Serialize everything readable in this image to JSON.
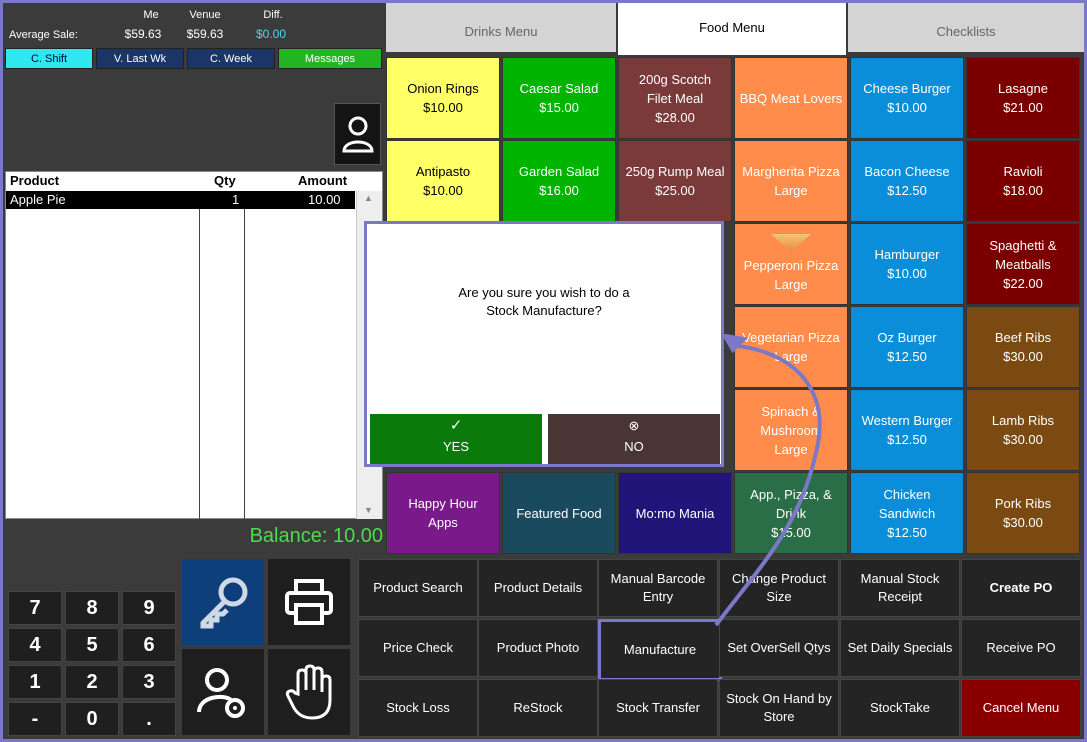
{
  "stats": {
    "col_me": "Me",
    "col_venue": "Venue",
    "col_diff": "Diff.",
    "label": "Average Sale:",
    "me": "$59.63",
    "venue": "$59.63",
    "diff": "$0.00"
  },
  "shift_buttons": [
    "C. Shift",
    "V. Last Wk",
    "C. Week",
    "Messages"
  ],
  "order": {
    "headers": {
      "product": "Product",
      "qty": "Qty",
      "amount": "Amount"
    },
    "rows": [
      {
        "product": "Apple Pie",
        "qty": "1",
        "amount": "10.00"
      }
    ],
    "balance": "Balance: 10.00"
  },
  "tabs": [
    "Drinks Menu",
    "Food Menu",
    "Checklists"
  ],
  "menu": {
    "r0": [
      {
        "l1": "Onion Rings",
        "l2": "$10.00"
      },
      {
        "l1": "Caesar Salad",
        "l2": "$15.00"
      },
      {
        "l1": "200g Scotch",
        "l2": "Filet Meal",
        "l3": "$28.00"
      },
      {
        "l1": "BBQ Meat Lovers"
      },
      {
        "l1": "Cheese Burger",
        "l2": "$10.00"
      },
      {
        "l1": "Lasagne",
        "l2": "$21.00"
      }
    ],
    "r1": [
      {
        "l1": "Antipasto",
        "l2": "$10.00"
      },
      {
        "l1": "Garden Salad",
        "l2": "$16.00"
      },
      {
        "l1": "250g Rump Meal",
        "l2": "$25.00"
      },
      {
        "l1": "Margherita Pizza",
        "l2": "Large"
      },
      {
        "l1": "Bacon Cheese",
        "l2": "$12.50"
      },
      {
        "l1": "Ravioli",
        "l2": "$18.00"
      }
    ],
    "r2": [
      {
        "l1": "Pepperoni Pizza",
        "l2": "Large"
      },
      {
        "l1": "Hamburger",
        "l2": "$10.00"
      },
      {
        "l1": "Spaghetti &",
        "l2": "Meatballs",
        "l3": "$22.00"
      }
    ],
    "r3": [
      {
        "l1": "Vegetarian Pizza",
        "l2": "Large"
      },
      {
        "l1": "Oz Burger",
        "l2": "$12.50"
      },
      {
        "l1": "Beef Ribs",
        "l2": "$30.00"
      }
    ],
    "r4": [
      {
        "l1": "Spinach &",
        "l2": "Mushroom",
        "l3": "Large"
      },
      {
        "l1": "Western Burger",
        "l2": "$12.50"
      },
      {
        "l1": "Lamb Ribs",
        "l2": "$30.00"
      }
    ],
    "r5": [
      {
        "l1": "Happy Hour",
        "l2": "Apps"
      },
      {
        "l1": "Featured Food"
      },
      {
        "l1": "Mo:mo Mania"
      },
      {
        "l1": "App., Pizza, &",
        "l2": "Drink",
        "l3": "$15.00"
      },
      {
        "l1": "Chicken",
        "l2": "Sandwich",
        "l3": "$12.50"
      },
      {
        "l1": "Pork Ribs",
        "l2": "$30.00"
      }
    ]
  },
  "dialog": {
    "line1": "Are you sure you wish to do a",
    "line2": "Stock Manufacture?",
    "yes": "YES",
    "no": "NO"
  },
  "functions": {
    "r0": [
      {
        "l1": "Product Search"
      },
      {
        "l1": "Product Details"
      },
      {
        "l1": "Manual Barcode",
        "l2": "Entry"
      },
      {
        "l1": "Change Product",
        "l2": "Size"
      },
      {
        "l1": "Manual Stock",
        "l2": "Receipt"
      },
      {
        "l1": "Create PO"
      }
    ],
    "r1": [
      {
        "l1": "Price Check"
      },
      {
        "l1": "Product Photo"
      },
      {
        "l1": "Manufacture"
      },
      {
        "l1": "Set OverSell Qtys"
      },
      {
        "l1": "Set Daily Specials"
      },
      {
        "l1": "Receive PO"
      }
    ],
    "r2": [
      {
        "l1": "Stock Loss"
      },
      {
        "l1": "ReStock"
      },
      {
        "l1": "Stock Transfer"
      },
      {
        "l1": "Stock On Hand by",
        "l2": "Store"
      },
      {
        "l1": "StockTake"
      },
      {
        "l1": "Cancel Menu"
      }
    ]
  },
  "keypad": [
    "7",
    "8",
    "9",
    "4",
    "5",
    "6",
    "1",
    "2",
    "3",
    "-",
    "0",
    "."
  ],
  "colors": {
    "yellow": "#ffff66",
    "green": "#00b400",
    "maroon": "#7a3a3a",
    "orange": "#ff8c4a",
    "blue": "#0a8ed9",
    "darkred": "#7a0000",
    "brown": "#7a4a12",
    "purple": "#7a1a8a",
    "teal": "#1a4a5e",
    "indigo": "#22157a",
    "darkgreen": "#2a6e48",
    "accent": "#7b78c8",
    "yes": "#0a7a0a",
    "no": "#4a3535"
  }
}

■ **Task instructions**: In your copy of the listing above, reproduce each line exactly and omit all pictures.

■ **Solution to the exercise**:
Serialize everything readable in this image to JSON.
{
  "stats": {
    "col_me": "Me",
    "col_venue": "Venue",
    "col_diff": "Diff.",
    "label": "Average Sale:",
    "me": "$59.63",
    "venue": "$59.63",
    "diff": "$0.00"
  },
  "shift_buttons": [
    "C. Shift",
    "V. Last Wk",
    "C. Week",
    "Messages"
  ],
  "order": {
    "headers": {
      "product": "Product",
      "qty": "Qty",
      "amount": "Amount"
    },
    "rows": [
      {
        "product": "Apple Pie",
        "qty": "1",
        "amount": "10.00"
      }
    ],
    "balance": "Balance: 10.00"
  },
  "tabs": [
    "Drinks Menu",
    "Food Menu",
    "Checklists"
  ],
  "menu": {
    "r0": [
      {
        "l1": "Onion Rings",
        "l2": "$10.00"
      },
      {
        "l1": "Caesar Salad",
        "l2": "$15.00"
      },
      {
        "l1": "200g Scotch",
        "l2": "Filet Meal",
        "l3": "$28.00"
      },
      {
        "l1": "BBQ Meat Lovers"
      },
      {
        "l1": "Cheese Burger",
        "l2": "$10.00"
      },
      {
        "l1": "Lasagne",
        "l2": "$21.00"
      }
    ],
    "r1": [
      {
        "l1": "Antipasto",
        "l2": "$10.00"
      },
      {
        "l1": "Garden Salad",
        "l2": "$16.00"
      },
      {
        "l1": "250g Rump Meal",
        "l2": "$25.00"
      },
      {
        "l1": "Margherita Pizza",
        "l2": "Large"
      },
      {
        "l1": "Bacon Cheese",
        "l2": "$12.50"
      },
      {
        "l1": "Ravioli",
        "l2": "$18.00"
      }
    ],
    "r2": [
      {
        "l1": "Pepperoni Pizza",
        "l2": "Large"
      },
      {
        "l1": "Hamburger",
        "l2": "$10.00"
      },
      {
        "l1": "Spaghetti &",
        "l2": "Meatballs",
        "l3": "$22.00"
      }
    ],
    "r3": [
      {
        "l1": "Vegetarian Pizza",
        "l2": "Large"
      },
      {
        "l1": "Oz Burger",
        "l2": "$12.50"
      },
      {
        "l1": "Beef Ribs",
        "l2": "$30.00"
      }
    ],
    "r4": [
      {
        "l1": "Spinach &",
        "l2": "Mushroom",
        "l3": "Large"
      },
      {
        "l1": "Western Burger",
        "l2": "$12.50"
      },
      {
        "l1": "Lamb Ribs",
        "l2": "$30.00"
      }
    ],
    "r5": [
      {
        "l1": "Happy Hour",
        "l2": "Apps"
      },
      {
        "l1": "Featured Food"
      },
      {
        "l1": "Mo:mo Mania"
      },
      {
        "l1": "App., Pizza, &",
        "l2": "Drink",
        "l3": "$15.00"
      },
      {
        "l1": "Chicken",
        "l2": "Sandwich",
        "l3": "$12.50"
      },
      {
        "l1": "Pork Ribs",
        "l2": "$30.00"
      }
    ]
  },
  "dialog": {
    "line1": "Are you sure you wish to do a",
    "line2": "Stock Manufacture?",
    "yes": "YES",
    "no": "NO"
  },
  "functions": {
    "r0": [
      {
        "l1": "Product Search"
      },
      {
        "l1": "Product Details"
      },
      {
        "l1": "Manual Barcode",
        "l2": "Entry"
      },
      {
        "l1": "Change Product",
        "l2": "Size"
      },
      {
        "l1": "Manual Stock",
        "l2": "Receipt"
      },
      {
        "l1": "Create PO"
      }
    ],
    "r1": [
      {
        "l1": "Price Check"
      },
      {
        "l1": "Product Photo"
      },
      {
        "l1": "Manufacture"
      },
      {
        "l1": "Set OverSell Qtys"
      },
      {
        "l1": "Set Daily Specials"
      },
      {
        "l1": "Receive PO"
      }
    ],
    "r2": [
      {
        "l1": "Stock Loss"
      },
      {
        "l1": "ReStock"
      },
      {
        "l1": "Stock Transfer"
      },
      {
        "l1": "Stock On Hand by",
        "l2": "Store"
      },
      {
        "l1": "StockTake"
      },
      {
        "l1": "Cancel Menu"
      }
    ]
  },
  "keypad": [
    "7",
    "8",
    "9",
    "4",
    "5",
    "6",
    "1",
    "2",
    "3",
    "-",
    "0",
    "."
  ],
  "colors": {
    "yellow": "#ffff66",
    "green": "#00b400",
    "maroon": "#7a3a3a",
    "orange": "#ff8c4a",
    "blue": "#0a8ed9",
    "darkred": "#7a0000",
    "brown": "#7a4a12",
    "purple": "#7a1a8a",
    "teal": "#1a4a5e",
    "indigo": "#22157a",
    "darkgreen": "#2a6e48",
    "accent": "#7b78c8",
    "yes": "#0a7a0a",
    "no": "#4a3535"
  }
}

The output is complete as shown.